Despite suffering from a chest cold, Dr. Brinkley spoke for nearly an hour about his experience on the program and how his Booknotes appearance, and subsequent friendship with Brian Lamb, ignited the career of the newly-emerging scholar. Dr. Brinkley appeared on Booknotes on April 18, 1993 to discuss his book ­­­­­­The Majic Bus: An American Odyssey. The early exposure of Booknotes was a huge launching pad for his career.
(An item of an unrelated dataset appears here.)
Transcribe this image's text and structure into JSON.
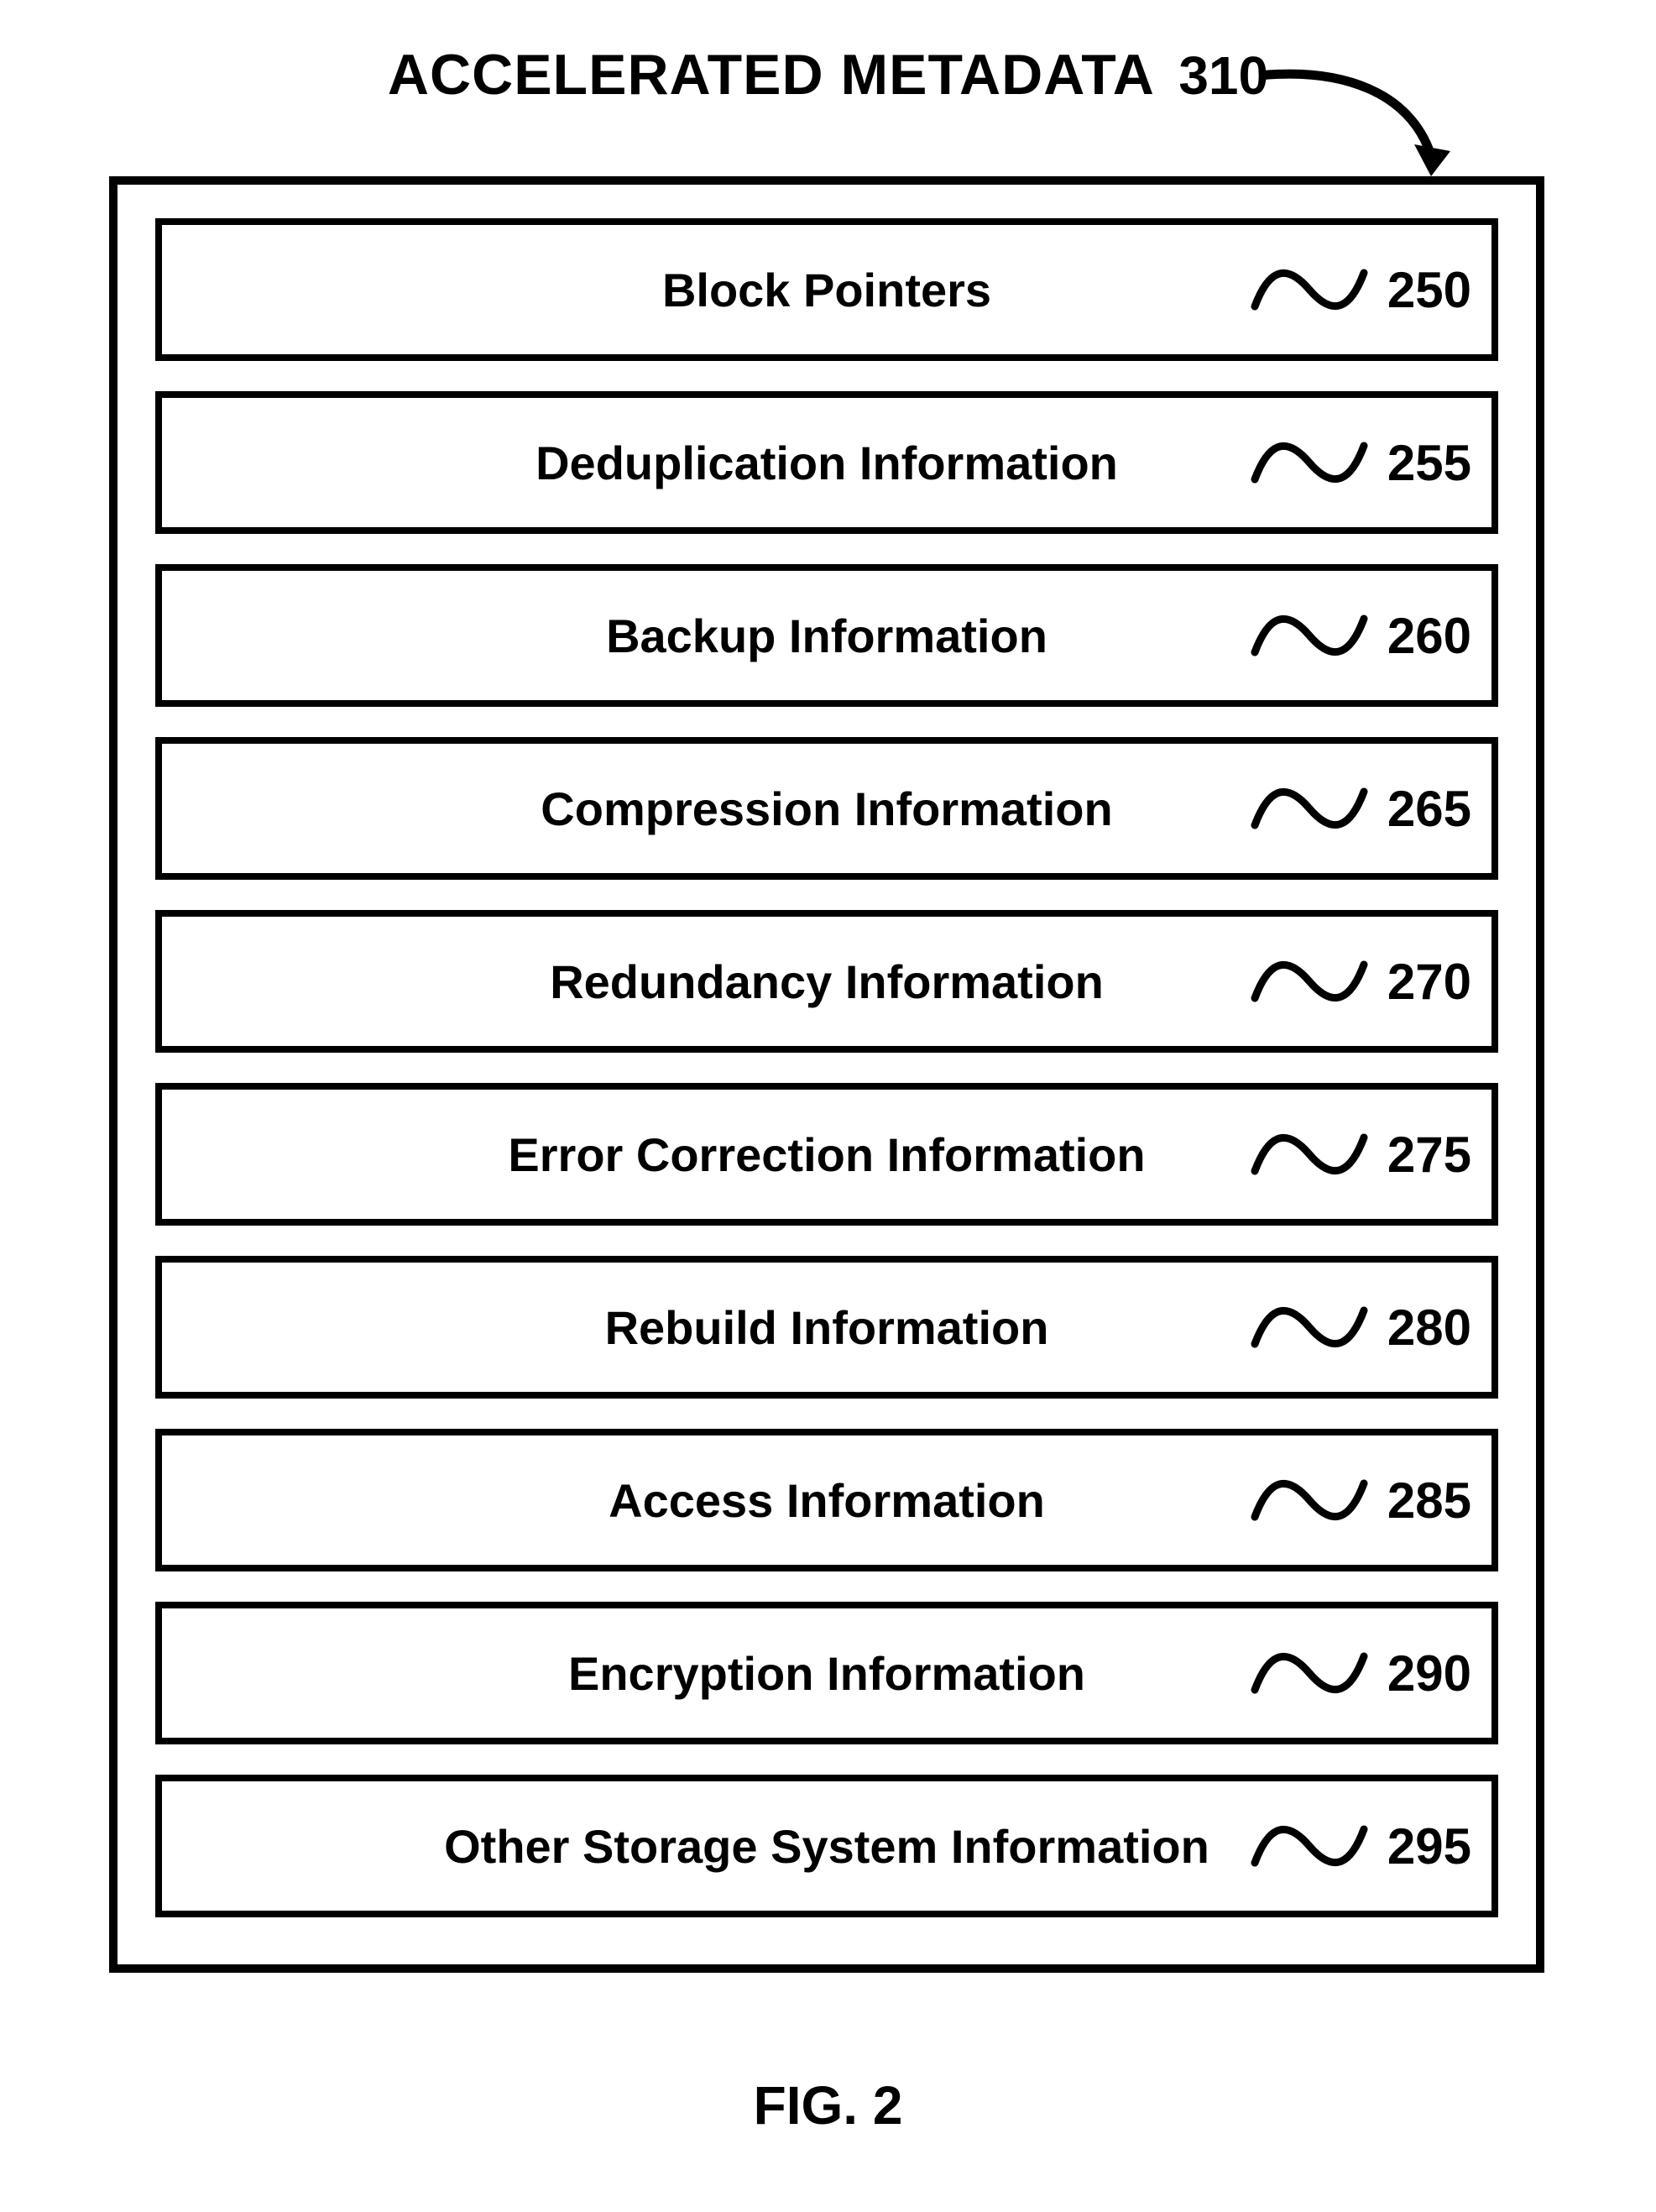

This helps to show not only how the program could affect an individual author’s career, but it also shows the ways in which Brian Lamb and C-SPAN were tastemakers, influencing which authors became significant voices in American thought.


[Excerpt from Booknotes Oral History Project Interview with Dr. Douglas Brinkley, December 11, 2014, Booknotes Oral History Collection #R0143. Special Collections and Archives, George Mason University Libraries.]

 

Dr. Brinkley also discussed how important he thinks the Booknotes collection and oral history project are.


[Excerpt from Booknotes Oral History Project Interview with Dr. Douglas Brinkley, December 11, 2014, Booknotes Oral History Collection #R0143. Special Collections and Archives, George Mason University Libraries.]

The complete Booknotes collection is available for viewing in the SC&A Reading Room, Floor 2, Wing C of Fenwick Library.

You can view the entire interview here.